▶ **Dataset**
---------------

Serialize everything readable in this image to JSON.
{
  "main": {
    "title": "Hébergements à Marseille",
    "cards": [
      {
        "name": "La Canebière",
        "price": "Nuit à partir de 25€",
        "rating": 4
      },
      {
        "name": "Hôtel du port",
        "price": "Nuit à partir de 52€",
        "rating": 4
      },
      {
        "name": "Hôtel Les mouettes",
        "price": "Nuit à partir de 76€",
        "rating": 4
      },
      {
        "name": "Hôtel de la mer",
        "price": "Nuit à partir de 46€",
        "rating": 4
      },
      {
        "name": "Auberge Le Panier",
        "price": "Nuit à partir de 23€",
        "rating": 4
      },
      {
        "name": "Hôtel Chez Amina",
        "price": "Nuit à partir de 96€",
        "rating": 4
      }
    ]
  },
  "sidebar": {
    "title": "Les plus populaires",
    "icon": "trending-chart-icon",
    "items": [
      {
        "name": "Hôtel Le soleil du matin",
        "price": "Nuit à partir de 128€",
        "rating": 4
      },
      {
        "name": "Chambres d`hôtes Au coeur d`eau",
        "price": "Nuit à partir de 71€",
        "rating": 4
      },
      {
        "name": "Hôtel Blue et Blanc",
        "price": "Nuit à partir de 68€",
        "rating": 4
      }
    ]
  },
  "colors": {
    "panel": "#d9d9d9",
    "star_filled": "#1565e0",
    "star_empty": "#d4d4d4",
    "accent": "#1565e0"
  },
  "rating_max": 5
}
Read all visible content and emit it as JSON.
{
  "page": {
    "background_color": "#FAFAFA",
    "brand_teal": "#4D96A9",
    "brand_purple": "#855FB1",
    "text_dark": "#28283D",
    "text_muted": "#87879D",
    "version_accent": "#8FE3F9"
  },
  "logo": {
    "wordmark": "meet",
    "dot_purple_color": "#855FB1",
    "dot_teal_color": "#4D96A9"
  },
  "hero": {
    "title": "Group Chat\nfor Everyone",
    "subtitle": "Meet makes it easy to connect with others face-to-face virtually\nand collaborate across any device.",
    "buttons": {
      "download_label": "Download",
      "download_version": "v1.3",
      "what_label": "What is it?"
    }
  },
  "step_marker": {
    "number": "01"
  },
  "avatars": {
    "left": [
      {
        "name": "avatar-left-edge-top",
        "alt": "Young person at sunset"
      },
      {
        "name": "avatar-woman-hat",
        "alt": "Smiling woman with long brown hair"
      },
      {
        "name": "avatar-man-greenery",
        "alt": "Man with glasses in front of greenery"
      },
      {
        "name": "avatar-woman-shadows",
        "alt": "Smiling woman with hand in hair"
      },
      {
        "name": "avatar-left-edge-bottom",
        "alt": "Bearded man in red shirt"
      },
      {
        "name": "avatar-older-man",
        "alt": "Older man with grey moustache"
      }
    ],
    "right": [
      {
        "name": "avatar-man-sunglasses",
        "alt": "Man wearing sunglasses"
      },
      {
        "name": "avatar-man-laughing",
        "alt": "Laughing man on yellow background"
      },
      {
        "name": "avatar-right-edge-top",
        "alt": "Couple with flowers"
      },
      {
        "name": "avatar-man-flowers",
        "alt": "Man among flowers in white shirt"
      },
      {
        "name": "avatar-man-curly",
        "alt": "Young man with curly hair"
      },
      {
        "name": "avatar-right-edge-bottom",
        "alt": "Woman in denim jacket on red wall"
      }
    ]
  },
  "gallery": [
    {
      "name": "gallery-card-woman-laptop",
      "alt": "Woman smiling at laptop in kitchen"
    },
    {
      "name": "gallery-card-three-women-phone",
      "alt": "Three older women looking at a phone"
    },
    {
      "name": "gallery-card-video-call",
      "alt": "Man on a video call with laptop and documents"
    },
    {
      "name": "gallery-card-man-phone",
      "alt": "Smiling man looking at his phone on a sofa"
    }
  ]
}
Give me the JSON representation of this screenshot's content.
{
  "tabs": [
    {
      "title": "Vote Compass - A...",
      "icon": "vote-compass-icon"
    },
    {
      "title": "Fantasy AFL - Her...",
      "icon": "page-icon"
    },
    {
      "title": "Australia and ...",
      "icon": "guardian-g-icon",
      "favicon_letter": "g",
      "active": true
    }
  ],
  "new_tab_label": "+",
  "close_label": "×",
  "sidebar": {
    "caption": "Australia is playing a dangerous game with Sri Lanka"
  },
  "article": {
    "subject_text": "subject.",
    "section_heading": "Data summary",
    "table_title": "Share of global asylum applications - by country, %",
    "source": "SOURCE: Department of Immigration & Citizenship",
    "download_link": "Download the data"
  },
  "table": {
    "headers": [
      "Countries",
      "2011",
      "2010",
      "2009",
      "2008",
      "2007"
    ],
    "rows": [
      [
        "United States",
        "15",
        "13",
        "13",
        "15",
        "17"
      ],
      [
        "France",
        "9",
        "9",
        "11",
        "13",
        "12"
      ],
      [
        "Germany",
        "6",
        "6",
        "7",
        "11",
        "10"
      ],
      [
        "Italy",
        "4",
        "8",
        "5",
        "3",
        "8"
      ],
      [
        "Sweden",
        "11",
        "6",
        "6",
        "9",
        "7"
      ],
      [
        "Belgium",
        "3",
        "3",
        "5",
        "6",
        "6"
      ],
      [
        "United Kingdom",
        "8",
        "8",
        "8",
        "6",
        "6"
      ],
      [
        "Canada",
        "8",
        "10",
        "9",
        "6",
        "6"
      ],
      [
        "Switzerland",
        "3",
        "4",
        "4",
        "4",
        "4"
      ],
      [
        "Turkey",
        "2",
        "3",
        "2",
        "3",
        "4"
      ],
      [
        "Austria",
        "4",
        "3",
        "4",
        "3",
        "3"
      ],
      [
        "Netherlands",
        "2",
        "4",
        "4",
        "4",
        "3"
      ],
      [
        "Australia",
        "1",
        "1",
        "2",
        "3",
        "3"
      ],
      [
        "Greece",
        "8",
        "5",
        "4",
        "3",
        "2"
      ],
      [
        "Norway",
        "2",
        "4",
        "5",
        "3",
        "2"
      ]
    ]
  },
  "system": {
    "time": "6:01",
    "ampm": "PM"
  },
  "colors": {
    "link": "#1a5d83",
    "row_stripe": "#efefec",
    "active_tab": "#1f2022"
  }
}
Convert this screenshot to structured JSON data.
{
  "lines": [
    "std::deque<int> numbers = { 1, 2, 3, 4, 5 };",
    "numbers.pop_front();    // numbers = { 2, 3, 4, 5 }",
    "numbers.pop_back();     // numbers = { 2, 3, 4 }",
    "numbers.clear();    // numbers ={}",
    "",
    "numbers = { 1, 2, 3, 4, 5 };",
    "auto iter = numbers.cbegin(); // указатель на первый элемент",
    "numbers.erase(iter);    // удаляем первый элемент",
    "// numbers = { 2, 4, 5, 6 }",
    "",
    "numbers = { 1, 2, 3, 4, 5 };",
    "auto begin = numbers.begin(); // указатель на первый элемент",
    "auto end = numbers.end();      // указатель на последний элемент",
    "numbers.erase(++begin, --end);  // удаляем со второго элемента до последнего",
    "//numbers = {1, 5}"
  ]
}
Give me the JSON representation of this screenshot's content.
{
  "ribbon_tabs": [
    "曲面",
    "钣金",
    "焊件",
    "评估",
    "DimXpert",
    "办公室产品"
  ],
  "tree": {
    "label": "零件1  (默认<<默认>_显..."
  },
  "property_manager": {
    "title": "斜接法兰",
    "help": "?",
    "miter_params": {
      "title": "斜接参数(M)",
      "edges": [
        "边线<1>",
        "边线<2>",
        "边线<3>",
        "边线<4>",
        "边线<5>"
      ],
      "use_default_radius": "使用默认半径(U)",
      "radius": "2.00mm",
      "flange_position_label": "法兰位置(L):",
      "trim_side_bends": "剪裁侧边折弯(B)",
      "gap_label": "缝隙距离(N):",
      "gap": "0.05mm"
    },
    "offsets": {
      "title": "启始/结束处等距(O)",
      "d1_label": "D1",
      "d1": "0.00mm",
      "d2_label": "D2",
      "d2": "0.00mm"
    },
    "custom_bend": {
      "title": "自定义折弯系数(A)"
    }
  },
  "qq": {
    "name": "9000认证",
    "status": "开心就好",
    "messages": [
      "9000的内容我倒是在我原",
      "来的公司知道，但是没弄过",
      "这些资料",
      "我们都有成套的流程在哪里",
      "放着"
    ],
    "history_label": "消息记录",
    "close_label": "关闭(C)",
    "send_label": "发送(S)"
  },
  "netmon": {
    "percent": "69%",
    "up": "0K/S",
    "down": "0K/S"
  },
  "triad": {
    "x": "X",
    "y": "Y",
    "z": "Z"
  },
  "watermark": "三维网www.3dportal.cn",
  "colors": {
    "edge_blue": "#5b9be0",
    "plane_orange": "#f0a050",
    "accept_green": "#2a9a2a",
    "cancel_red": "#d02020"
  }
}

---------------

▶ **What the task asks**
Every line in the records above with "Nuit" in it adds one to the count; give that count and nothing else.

▶ **Response to this exercise**
9